A debate over transport included an emotional speech from Dunedins non-driving mayor Aaron Hawkins as he spoke about the impact of the Canterbury floods on people’s lives.
On the second day of deliberations into the Dunedin City Council’s 10-year-plan, the often heated issues of car parking and cycle lanes were on the agenda.
That debate included a passionate speech from Hawkins, who noted that humans arent particularly hard-wired towards dealing with abstractions.
But one of the few tangible things a council, such as Dunedin, could do for the climate movement was through its transport network.
READ MORE:* I live in Waikouaiti. Was I lead poisoned?* Dunedin’s push for more housing: Granny flats for more than just granny* Aaron Hawkins, from political intrigue in Invercargill to Dunedin’s mayor
Hawkins, the countrys first Green Party mayor, said he would cringe when young people submitted to council but were asked about playgrounds.
They have higher order concerns. Existential concerns about how we manage our natural environment.
That included thousands marching in the street on behalf of the climate, Hawkins said.
Dunedin mayor Aaron Hawkins.
In a nod to his own non-driving, Hawkins admitted it was inconvenient not to drive.
But that was less convenient than being separated from family, friends, business and social connections by the sort of weather events witnessed in Canterbury over recent days.
Oh God, sorry, the mayor said, visibly emotional,
He wanted to acknowledge those flood-affected communities, because that is what we are talking about when we talk about seeing more frequent and more intense extreme weather events as a result of having a less stable climate.
However, people became obsessed when they talked about car parking.
It came after an earlier speech by outspoken councillor, Lee Vandervis, who rejected the councils ideology of two wheels good, four wheels bad.
Cr Lee Vandervis spoke out about the council’s transport policy.
The councils obscenely expensive $53 million idealogical splurge, which included more bus lanes, park and ride facilities, and improved cycle lanes and footpaths, did not contain one extra car park.
That was despite an extra 10,000 people expected to live in the city over the next seven years.
Nor did it deal with the growing congestion on city streets caused by speed bumps and cycle lanes, Cr Vandervis said.
Council received hundreds of submissions on those transport projects, with even more responses received via Facebook and Twitter polls.

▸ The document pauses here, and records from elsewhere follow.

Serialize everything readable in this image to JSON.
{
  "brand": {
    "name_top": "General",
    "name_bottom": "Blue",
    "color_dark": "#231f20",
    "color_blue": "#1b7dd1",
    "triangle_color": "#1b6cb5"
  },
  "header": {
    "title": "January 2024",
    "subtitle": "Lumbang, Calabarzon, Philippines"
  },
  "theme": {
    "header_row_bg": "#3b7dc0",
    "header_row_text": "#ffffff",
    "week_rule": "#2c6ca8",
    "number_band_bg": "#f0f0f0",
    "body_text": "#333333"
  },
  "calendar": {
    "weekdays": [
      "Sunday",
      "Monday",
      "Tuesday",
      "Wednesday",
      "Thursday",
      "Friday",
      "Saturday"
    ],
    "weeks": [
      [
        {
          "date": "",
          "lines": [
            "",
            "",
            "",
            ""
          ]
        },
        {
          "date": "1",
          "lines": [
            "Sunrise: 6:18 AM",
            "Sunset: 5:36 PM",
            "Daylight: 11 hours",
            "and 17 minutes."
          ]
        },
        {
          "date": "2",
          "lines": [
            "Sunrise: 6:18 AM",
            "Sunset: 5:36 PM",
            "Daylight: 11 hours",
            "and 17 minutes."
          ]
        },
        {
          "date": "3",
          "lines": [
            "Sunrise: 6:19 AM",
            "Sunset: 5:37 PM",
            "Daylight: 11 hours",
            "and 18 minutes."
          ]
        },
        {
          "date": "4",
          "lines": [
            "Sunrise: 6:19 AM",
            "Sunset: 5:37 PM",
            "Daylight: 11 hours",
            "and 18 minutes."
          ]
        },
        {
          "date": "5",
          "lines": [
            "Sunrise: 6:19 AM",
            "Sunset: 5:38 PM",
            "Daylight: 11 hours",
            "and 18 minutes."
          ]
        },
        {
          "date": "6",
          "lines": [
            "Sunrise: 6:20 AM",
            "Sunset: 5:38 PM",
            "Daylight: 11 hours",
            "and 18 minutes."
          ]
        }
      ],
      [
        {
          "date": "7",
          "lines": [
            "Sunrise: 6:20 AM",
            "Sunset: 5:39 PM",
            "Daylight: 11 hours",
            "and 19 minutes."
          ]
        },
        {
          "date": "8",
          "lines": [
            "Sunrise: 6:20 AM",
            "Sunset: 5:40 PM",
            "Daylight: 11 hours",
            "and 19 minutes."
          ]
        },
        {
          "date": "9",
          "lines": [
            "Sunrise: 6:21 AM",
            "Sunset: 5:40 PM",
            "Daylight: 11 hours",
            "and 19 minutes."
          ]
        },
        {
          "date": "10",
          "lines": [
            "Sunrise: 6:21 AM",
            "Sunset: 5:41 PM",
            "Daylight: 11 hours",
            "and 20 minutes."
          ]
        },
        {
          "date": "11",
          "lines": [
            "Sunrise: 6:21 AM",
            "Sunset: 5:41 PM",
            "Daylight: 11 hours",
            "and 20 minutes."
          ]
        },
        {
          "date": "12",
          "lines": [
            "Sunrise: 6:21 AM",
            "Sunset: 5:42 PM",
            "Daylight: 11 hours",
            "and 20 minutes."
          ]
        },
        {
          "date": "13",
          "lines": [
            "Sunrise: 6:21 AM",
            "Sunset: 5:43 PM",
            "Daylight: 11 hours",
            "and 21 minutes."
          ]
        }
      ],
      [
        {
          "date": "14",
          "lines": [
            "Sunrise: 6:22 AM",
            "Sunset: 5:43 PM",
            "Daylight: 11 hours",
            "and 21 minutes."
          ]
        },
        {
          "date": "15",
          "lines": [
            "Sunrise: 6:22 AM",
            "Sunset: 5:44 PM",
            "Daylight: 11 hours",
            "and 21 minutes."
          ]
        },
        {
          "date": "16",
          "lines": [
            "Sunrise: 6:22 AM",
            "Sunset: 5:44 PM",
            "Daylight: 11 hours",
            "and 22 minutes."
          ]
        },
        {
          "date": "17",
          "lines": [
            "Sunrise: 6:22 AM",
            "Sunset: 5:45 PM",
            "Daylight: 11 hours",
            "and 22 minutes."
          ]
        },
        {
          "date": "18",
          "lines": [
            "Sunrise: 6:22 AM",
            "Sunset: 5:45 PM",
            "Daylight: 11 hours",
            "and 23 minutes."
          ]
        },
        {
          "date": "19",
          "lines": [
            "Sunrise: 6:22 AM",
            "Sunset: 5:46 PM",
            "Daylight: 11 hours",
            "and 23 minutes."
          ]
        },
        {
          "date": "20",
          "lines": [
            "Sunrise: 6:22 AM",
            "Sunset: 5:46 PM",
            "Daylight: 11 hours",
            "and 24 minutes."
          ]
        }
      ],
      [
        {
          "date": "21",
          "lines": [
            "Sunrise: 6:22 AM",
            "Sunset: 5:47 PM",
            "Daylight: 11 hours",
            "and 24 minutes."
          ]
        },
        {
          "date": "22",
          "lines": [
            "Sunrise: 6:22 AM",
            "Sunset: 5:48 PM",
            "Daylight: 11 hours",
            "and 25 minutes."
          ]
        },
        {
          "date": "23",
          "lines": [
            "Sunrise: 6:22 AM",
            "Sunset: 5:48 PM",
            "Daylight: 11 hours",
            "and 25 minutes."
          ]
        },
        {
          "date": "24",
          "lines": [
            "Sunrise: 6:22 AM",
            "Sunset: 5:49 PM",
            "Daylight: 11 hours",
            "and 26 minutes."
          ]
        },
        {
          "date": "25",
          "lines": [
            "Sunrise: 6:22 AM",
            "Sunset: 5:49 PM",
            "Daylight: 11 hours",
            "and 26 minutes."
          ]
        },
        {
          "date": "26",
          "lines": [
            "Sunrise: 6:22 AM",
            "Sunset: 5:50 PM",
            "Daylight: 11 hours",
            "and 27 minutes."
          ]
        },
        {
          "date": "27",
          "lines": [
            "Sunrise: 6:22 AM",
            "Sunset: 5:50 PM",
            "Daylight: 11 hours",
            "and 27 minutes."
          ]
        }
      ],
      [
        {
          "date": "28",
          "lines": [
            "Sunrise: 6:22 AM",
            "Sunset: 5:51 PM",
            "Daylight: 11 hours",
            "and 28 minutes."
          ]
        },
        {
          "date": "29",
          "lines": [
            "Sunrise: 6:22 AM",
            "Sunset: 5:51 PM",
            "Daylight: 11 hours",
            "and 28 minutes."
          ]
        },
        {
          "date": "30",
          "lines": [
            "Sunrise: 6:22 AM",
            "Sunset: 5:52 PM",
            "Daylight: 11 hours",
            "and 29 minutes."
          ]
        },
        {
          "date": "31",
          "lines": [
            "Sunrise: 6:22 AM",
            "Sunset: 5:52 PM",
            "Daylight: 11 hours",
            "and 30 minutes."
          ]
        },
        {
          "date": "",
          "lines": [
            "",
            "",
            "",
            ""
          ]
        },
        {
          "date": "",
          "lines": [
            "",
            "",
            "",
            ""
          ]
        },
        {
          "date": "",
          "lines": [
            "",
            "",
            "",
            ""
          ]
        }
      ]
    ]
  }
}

The projects in the 10-year-plan include park and ride facilities at Mosgiel and Burnside ($10.3 million), a parking management and guidance system ($9.5m), a harbour arterial route ($16.6m), a bus lane for Princes St ($6.6m), and bike hubs ($2.5m)
Council voted to approve the transport plan 12-2.

You may also like